_Exercise brief:_ Whenever a line in the listing below holds the string "content", include it in the count. Say how many such lines there are and nothing more.

_Listed entries:_
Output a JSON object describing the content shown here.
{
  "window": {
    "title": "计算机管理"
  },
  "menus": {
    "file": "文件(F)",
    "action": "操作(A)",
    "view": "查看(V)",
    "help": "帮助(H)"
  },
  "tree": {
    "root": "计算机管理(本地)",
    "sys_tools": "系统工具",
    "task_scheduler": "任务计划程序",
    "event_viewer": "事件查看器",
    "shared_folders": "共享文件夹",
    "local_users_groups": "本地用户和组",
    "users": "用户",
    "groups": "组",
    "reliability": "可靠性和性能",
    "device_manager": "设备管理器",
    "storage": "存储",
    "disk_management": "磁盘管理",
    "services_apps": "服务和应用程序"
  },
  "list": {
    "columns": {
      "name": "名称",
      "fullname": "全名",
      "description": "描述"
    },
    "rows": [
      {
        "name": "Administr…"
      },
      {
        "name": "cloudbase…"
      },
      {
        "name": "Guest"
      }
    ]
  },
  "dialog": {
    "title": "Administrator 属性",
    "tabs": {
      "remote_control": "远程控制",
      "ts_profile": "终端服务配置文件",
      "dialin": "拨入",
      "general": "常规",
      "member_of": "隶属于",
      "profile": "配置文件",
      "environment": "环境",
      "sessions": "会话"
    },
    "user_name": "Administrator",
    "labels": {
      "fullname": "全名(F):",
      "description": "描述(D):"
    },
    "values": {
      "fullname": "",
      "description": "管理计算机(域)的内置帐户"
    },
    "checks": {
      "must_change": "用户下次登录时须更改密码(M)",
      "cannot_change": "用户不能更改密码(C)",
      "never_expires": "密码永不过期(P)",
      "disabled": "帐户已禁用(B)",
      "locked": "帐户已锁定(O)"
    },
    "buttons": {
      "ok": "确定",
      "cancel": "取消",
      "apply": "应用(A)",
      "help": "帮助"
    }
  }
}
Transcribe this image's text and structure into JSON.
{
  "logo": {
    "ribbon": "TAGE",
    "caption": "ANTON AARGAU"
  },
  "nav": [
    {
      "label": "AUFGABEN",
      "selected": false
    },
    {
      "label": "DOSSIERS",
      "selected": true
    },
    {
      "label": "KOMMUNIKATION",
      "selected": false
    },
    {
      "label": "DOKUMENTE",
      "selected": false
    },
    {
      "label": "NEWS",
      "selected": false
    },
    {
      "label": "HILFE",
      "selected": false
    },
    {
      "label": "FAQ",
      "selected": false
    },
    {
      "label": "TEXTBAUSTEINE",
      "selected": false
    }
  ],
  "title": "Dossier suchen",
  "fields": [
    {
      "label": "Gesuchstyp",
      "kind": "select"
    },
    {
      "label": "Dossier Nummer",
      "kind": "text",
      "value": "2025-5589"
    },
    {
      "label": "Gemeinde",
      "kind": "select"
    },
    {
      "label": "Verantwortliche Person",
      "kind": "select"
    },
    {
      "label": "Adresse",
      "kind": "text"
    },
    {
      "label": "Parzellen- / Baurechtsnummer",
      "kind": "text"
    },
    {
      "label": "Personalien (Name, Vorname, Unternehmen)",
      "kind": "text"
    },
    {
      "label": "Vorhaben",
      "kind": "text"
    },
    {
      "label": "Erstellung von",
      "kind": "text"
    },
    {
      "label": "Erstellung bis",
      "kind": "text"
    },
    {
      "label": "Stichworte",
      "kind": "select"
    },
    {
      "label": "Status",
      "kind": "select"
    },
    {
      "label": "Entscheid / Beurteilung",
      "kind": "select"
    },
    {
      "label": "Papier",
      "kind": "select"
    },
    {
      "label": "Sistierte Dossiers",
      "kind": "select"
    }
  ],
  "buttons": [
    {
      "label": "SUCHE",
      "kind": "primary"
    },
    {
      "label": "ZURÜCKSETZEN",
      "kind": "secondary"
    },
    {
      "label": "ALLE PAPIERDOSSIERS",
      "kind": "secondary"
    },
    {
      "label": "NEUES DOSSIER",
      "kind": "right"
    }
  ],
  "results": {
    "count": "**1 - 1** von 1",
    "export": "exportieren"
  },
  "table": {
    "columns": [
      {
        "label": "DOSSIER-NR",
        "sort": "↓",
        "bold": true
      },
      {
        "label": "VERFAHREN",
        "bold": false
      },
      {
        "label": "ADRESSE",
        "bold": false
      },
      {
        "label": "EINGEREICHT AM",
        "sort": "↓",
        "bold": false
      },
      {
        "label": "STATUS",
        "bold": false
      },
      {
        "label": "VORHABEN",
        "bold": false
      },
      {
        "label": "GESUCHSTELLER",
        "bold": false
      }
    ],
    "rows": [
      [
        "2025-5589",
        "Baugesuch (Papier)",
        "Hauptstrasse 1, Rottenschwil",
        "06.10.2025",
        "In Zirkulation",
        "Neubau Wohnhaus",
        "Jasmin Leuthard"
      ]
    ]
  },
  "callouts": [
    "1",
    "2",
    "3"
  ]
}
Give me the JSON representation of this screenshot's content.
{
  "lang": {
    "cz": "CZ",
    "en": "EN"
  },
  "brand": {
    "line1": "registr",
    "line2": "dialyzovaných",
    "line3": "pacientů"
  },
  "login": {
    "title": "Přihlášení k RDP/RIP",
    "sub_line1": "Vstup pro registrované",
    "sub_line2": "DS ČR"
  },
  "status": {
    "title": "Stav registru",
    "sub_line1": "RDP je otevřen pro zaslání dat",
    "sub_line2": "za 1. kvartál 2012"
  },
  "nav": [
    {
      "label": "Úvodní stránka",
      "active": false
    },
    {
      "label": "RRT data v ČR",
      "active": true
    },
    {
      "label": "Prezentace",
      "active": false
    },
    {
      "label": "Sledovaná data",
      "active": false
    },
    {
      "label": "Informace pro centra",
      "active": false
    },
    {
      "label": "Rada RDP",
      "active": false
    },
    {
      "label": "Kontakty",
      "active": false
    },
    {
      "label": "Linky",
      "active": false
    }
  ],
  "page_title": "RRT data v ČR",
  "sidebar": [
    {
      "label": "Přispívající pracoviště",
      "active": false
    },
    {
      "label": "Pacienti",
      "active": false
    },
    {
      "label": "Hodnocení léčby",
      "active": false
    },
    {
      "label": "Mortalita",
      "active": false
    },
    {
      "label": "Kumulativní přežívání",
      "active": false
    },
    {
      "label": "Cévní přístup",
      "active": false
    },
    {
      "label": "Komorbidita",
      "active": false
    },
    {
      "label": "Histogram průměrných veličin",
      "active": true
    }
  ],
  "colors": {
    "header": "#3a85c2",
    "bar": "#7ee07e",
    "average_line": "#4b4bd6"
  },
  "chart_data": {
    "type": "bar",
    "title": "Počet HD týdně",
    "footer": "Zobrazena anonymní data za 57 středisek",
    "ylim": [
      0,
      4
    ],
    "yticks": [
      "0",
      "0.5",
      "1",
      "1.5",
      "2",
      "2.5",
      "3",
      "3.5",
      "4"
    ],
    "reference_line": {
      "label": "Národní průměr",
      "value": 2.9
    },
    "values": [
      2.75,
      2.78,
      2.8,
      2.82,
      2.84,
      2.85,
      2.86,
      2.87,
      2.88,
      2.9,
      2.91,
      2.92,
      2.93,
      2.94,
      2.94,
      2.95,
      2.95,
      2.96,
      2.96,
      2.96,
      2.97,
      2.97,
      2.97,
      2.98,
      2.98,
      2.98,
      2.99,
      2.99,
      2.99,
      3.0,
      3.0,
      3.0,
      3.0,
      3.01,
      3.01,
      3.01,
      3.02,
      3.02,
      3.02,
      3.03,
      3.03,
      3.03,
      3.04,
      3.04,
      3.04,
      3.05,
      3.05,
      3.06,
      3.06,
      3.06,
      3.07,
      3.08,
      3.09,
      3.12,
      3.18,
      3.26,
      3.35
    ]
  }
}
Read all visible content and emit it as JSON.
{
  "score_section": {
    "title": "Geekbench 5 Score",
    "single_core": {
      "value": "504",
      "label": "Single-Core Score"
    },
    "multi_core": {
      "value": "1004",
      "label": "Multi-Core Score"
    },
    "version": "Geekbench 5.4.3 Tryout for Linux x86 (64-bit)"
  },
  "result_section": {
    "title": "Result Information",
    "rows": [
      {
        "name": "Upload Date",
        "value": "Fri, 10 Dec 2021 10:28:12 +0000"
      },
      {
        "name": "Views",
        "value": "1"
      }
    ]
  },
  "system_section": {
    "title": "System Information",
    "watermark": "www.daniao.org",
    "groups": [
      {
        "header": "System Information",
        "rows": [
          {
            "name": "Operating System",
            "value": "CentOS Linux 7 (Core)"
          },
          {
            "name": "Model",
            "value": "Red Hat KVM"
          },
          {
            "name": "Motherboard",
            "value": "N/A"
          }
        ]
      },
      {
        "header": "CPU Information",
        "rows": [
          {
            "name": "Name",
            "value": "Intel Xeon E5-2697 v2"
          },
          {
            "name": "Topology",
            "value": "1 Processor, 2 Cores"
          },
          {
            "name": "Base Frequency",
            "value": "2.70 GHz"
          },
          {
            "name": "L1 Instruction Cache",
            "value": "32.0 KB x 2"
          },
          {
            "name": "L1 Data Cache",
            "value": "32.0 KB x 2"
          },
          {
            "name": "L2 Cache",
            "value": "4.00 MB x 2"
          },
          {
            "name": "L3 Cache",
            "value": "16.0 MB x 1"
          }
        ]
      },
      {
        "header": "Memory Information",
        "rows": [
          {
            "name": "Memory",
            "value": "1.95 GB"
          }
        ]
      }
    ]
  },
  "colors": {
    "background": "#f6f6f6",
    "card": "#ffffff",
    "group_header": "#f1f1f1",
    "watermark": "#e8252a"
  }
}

_Answer space:_ 3